Who's he? Well he's an Italian author, and if the following passage is anything to go by, probably a pretty bloody good one at that. I must admit this piece was stolen from Jonathan Carroll's Blog, which is a fine and splendid place full of wonderful things to read, this being just one of them. I do recommend you check it out.
Blogging has been slow of late, needing to compensate for that which is happening very fast, namely the end of a job (or two), the end of living in a house (or two), and moving from one city to another, beginning a new and exciting chapter (or two) of my life. Also I'm turning 20 next week. All this will be thoroughly documented of course, but for now there is much to do and much wanting to be done, so I ask that you patiently wait, while I leave you in the hands of someone much more talented than I. Over to you Mr. Baricco:

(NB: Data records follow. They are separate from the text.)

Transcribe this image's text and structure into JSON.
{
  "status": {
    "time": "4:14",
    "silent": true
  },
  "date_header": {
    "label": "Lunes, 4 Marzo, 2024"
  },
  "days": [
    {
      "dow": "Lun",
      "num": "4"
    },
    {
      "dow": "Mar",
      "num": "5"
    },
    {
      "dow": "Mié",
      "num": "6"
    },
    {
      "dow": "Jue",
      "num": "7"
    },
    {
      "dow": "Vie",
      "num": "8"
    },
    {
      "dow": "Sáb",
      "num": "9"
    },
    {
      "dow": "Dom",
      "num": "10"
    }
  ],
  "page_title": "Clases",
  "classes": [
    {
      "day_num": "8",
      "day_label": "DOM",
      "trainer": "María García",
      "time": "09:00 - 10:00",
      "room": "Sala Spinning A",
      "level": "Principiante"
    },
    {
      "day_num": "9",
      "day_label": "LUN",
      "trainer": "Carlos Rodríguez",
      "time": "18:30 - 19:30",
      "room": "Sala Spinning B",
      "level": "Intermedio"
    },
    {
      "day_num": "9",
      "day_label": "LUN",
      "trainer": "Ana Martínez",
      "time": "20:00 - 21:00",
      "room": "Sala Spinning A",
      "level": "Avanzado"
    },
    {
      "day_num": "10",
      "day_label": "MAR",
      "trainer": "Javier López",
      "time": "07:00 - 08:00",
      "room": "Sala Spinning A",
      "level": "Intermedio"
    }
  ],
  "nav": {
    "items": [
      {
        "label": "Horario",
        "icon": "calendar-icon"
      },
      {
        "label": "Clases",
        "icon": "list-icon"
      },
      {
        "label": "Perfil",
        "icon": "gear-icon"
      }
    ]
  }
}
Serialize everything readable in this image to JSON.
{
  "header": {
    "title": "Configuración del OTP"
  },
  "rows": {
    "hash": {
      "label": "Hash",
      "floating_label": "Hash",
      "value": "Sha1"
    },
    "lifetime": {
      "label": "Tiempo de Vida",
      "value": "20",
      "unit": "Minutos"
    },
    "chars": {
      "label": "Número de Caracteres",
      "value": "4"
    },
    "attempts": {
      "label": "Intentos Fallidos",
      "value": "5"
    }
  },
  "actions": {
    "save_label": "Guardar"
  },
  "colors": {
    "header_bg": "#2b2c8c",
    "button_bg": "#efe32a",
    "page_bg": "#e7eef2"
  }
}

"He puts down the pen, folds the sheet of paper, and slips it inside an envelope. He stands up, takes from his trunk a mahogany box, lifts the lid, lets the letter fall inside, open and unaddressed. In the box are hundreds of identical envelopes, open and unaddressed. He thinks that somewhere in the world he will meet a woman who has always been his woman. Every now and again he regrets that destiny has been so stubbornly determined to make him wait with such indelicate tenacity, but with time he has learned to consider the matter with great serenity. Almost every day, for years now, he has taken pen in hand to write to her. He has no names or addresses to put on the envelopes: but he has a life to recount. And to whom, if not to her? He thinks that when they meet it will be wonderful to place the mahogany box full of letters on her lap and say to her, 'I was waiting for you.'
"She will open the box and slowly, when she so desires, read the letters one by one. As she works her way back up the interminable thread of blue ink she will gather up the years-- the days, the moments-- that that man, before he ever met her, had already given to her. Or perhaps more simply, she will overturn the box and astonished at that comical snowstorm of letters, she will smile, saying to that man, 'You are mad.' And she will love him forever."